The book starts with a story from the renaissance, as recounted by Vasari, which illustrates something surprising about forgery. The concept has different meanings at different times and in different places. During the renaissance, an undetectable copy of a master work showed equal skill, and placed the copyist alongside the master. By the 20th century, the skill to a forgery had become irrelevant: criminalisation had seen to that.
Beneath our current orthodoxy, argues Keats, is an anxiety that means ‘No authentic modern masterpiece is as provocative as a great forgery. Forgers are the foremost artists of our age.’ What a forgery shows at any given time in any given place is what’s valued and why. Forgery is even revealing about the things that it ignores. Keats elaborates on these notions in his introduction. He works through examples of forgery throughout the ages. From each it’s possible to see how different copies are used for different reasons. Holy relics, for example, had since the middle ages been subdivided and distributed to keep up with the demand to venerate them. Within this, forged relics appeared, yet their worth was something they earned. So long as they could perform miracles, they remained (or became) genuine.
There’s also good attention given to the 20th century. The story of Elmyr de Hory is particularly colourful. He not only forged modern masters, but also made a forgery of himself by presenting himself as a collector selling the works. His biography was written by Clifford Irving, who went on to be a forger himself: Irving attempting to fake the dictated biography of billionaire recluse, Howard Hughes. There was, incidentally, a book about that forgery too – Hoax – and I shall post about it in good time.
Keats also recounts the life of Tom Keating, who towards the end of his life, was offered a TV series on Channel 4 in the UK. It was something that hooked me as a teenager who’d taken to oil painting. Luckily, someone has uploaded it!

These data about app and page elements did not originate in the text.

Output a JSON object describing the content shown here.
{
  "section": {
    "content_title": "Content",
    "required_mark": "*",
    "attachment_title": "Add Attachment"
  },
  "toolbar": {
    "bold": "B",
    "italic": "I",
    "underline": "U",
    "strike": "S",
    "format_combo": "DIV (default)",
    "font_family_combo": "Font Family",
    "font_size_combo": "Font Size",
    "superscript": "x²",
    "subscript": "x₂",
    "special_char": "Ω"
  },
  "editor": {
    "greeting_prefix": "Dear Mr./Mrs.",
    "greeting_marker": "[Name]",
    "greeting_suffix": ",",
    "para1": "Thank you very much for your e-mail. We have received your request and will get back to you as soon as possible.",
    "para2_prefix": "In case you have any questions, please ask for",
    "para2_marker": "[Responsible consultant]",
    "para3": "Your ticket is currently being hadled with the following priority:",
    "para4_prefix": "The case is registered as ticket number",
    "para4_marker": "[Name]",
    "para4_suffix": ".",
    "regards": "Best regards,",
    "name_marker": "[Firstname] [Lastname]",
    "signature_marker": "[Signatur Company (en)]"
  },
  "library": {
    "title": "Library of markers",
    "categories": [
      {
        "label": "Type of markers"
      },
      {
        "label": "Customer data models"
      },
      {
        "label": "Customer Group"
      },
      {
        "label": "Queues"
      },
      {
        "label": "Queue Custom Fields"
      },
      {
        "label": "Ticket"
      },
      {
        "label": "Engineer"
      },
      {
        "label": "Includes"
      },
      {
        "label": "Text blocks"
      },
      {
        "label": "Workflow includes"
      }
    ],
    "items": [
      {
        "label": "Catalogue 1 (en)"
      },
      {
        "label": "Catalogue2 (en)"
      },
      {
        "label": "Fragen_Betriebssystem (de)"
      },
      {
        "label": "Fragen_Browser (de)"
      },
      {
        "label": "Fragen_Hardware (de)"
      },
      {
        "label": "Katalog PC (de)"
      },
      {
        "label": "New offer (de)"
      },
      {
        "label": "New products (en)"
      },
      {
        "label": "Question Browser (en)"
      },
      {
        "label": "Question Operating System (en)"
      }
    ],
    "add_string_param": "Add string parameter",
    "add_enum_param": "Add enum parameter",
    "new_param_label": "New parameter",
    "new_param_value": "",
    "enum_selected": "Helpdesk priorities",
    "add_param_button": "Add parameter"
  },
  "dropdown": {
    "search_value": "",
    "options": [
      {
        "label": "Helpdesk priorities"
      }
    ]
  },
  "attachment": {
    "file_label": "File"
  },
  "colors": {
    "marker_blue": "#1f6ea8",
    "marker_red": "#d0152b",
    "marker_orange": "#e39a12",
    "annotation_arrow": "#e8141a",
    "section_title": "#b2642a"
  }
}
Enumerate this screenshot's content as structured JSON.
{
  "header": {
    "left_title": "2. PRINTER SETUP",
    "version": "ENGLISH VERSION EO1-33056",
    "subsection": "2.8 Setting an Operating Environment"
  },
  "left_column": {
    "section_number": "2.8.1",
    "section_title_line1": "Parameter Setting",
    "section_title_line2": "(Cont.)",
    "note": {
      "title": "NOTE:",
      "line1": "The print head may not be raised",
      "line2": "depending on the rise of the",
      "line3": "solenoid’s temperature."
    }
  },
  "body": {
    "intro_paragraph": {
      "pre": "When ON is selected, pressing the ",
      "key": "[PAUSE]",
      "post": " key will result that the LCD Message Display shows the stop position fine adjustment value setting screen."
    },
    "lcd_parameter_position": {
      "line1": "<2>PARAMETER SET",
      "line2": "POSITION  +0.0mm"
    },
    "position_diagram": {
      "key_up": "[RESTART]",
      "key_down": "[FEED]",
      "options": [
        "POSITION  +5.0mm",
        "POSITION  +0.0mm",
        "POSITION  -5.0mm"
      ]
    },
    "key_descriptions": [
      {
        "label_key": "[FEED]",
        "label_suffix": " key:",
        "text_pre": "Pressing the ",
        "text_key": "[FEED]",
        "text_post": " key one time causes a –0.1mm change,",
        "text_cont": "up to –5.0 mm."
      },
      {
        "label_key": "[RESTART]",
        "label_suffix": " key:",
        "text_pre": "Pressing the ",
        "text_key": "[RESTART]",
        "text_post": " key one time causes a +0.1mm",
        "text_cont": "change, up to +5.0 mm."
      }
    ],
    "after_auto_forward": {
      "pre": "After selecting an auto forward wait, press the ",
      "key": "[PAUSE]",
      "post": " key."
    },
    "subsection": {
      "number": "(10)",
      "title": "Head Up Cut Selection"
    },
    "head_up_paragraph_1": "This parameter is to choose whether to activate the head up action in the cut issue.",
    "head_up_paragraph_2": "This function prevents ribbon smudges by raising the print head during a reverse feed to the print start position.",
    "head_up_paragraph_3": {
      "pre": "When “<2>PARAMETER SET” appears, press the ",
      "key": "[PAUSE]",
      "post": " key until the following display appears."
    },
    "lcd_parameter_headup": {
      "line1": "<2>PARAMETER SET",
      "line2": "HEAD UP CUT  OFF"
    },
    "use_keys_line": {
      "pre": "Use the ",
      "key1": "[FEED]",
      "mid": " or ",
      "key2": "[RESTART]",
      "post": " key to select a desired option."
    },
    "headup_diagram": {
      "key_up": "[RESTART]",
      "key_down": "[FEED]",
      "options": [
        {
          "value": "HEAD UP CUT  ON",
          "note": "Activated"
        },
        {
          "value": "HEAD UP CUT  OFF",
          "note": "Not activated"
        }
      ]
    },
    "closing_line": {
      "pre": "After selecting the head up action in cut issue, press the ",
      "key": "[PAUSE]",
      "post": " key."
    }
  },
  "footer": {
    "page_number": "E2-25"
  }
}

What Keats’ book achieves is to explain why forgeries are an integral part of any cultural system. They lurk within markets. They fool experts. Yet these uncertainties offer a challenge to what we value and why. It’s simply a cop-out to avoid this challenge by targeting the character of forgers and dividing the world into a comforting binary between a good real and its bad copy.